WORK TASK: Find the word "body" in the records below. List each line containing it.

*** Opening of SOURCE MATERIAL ***

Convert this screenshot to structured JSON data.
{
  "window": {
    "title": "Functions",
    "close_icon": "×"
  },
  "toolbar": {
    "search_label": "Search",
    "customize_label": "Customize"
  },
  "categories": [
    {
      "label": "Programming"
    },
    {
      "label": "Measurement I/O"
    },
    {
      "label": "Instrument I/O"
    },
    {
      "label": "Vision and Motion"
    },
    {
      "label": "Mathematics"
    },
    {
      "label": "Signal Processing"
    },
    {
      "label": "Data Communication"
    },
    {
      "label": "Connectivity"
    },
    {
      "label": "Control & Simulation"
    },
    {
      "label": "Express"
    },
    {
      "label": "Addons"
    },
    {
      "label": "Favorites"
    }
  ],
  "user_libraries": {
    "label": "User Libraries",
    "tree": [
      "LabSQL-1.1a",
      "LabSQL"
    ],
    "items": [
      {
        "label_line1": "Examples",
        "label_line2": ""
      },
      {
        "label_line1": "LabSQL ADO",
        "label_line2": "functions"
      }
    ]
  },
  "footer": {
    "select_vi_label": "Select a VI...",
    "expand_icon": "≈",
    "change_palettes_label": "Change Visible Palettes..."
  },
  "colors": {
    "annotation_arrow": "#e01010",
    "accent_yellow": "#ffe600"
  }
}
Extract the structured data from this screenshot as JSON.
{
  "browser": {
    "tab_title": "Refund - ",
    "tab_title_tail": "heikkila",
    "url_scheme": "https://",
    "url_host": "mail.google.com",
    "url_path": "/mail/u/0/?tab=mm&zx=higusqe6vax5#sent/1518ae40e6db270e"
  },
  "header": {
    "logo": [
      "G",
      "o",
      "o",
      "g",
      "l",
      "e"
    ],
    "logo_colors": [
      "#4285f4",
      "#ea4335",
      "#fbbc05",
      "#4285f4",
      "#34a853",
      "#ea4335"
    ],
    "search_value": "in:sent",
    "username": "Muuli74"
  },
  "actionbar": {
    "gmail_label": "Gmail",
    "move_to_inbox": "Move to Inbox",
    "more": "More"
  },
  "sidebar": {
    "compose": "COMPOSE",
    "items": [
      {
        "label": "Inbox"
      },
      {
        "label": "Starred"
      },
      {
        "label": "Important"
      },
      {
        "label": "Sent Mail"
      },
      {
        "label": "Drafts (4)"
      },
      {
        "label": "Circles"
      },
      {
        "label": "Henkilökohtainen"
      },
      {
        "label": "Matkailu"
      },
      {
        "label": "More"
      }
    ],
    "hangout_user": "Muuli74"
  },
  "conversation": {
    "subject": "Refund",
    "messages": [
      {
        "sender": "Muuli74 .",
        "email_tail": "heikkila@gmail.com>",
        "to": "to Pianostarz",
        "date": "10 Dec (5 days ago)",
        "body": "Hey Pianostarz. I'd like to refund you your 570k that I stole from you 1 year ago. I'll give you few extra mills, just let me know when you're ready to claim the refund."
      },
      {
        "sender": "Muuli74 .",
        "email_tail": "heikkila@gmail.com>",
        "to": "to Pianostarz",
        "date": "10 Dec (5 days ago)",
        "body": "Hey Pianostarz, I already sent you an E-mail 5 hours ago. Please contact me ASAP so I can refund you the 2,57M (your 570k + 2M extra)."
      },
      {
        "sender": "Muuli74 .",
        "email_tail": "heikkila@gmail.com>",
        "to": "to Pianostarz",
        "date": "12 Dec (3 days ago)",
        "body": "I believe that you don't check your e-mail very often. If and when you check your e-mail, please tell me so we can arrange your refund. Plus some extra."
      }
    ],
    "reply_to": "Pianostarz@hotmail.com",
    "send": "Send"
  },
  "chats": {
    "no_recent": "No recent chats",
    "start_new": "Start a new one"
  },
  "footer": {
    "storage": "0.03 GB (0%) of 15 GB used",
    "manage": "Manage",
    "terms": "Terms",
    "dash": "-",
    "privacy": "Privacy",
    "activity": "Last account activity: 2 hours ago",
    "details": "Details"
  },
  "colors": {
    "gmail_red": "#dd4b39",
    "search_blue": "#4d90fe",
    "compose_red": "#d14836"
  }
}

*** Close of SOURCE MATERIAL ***
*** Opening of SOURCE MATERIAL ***

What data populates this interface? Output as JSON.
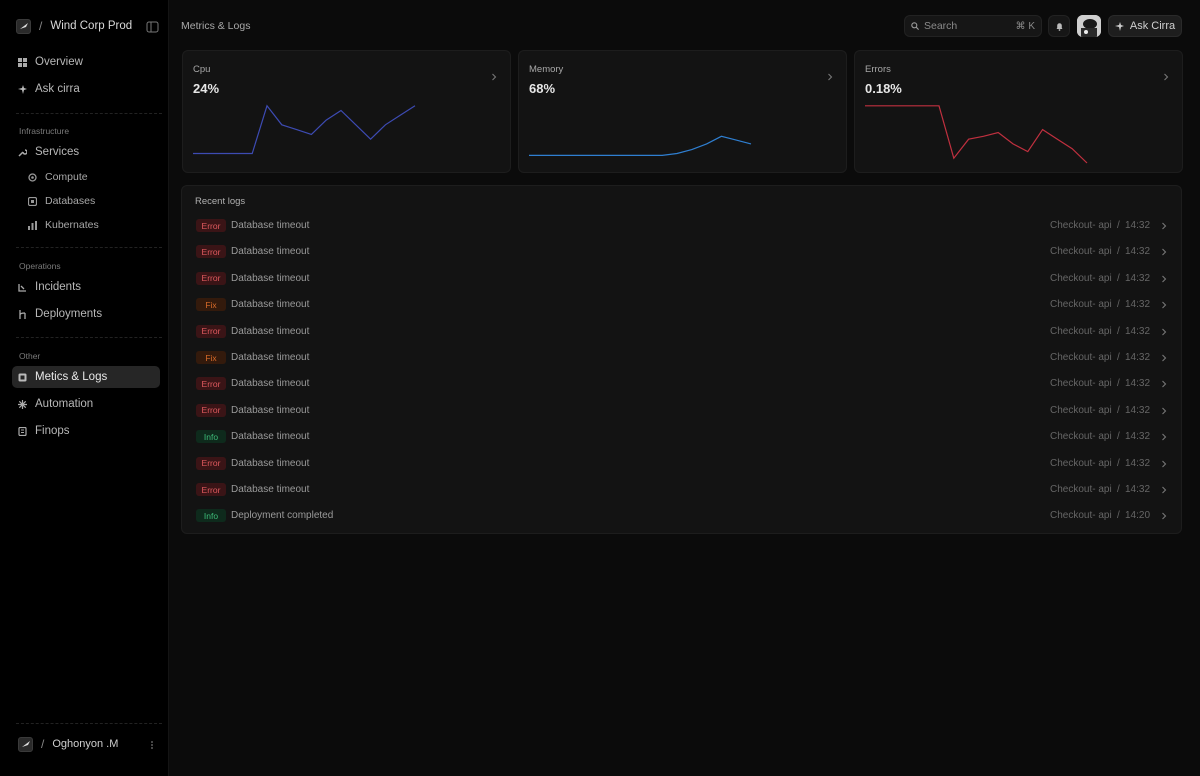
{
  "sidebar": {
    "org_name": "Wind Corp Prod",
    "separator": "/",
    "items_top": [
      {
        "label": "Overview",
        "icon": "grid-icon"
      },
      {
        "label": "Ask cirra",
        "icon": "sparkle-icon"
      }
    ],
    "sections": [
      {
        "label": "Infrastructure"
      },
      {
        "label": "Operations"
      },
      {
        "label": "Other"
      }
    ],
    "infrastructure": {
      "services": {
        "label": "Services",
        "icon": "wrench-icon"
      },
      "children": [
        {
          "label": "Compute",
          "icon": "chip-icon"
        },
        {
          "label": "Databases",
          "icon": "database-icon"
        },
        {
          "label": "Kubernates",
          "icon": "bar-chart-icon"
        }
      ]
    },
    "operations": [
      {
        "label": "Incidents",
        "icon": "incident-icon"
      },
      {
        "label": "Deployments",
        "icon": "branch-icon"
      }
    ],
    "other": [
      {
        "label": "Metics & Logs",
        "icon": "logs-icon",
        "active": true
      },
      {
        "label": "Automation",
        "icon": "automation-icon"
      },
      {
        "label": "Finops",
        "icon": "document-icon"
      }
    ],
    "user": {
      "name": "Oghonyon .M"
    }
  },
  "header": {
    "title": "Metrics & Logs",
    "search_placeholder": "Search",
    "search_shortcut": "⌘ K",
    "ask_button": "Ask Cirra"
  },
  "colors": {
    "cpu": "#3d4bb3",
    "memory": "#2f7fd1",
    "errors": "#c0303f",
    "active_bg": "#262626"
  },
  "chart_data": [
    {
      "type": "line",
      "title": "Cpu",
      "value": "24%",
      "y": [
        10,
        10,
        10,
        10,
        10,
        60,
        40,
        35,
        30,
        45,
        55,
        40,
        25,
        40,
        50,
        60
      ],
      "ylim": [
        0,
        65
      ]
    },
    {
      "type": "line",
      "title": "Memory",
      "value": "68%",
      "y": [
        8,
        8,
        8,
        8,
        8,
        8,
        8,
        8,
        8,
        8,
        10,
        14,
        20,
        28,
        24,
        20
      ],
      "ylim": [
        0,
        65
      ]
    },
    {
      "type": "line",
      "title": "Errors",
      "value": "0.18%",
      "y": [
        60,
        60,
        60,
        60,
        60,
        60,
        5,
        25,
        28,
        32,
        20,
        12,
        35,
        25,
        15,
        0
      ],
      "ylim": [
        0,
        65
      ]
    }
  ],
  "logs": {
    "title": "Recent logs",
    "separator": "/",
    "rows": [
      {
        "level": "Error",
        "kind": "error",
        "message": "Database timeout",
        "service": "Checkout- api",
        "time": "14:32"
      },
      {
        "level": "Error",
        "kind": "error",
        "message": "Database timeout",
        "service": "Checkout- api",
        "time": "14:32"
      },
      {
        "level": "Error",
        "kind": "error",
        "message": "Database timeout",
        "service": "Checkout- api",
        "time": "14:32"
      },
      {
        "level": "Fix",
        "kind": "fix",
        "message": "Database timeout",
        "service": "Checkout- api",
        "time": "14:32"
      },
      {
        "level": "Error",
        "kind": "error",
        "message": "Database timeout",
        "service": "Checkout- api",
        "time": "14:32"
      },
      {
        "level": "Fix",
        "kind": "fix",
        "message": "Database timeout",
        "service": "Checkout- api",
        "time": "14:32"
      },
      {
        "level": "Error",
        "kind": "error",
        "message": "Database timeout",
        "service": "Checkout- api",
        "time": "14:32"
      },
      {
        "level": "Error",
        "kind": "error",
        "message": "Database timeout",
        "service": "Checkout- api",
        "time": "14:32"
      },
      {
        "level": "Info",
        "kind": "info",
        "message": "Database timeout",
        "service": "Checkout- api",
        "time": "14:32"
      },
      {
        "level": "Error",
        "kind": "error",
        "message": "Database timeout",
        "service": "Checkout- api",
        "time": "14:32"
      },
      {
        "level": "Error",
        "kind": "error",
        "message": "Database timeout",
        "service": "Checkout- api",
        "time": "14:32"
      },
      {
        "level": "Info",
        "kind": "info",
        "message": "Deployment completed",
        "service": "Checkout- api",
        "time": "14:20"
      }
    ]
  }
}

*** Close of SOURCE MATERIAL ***

ANSWER SPACE:
        "body": "Hey Pianostarz. I'd like to refund you your 570k that I stole from you 1 year ago. I'll give you few extra mills, just let me know when you're ready to claim the refund."
        "body": "Hey Pianostarz, I already sent you an E-mail 5 hours ago. Please contact me ASAP so I can refund you the 2,57M (your 570k + 2M extra)."
        "body": "I believe that you don't check your e-mail very often. If and when you check your e-mail, please tell me so we can arrange your refund. Plus some extra."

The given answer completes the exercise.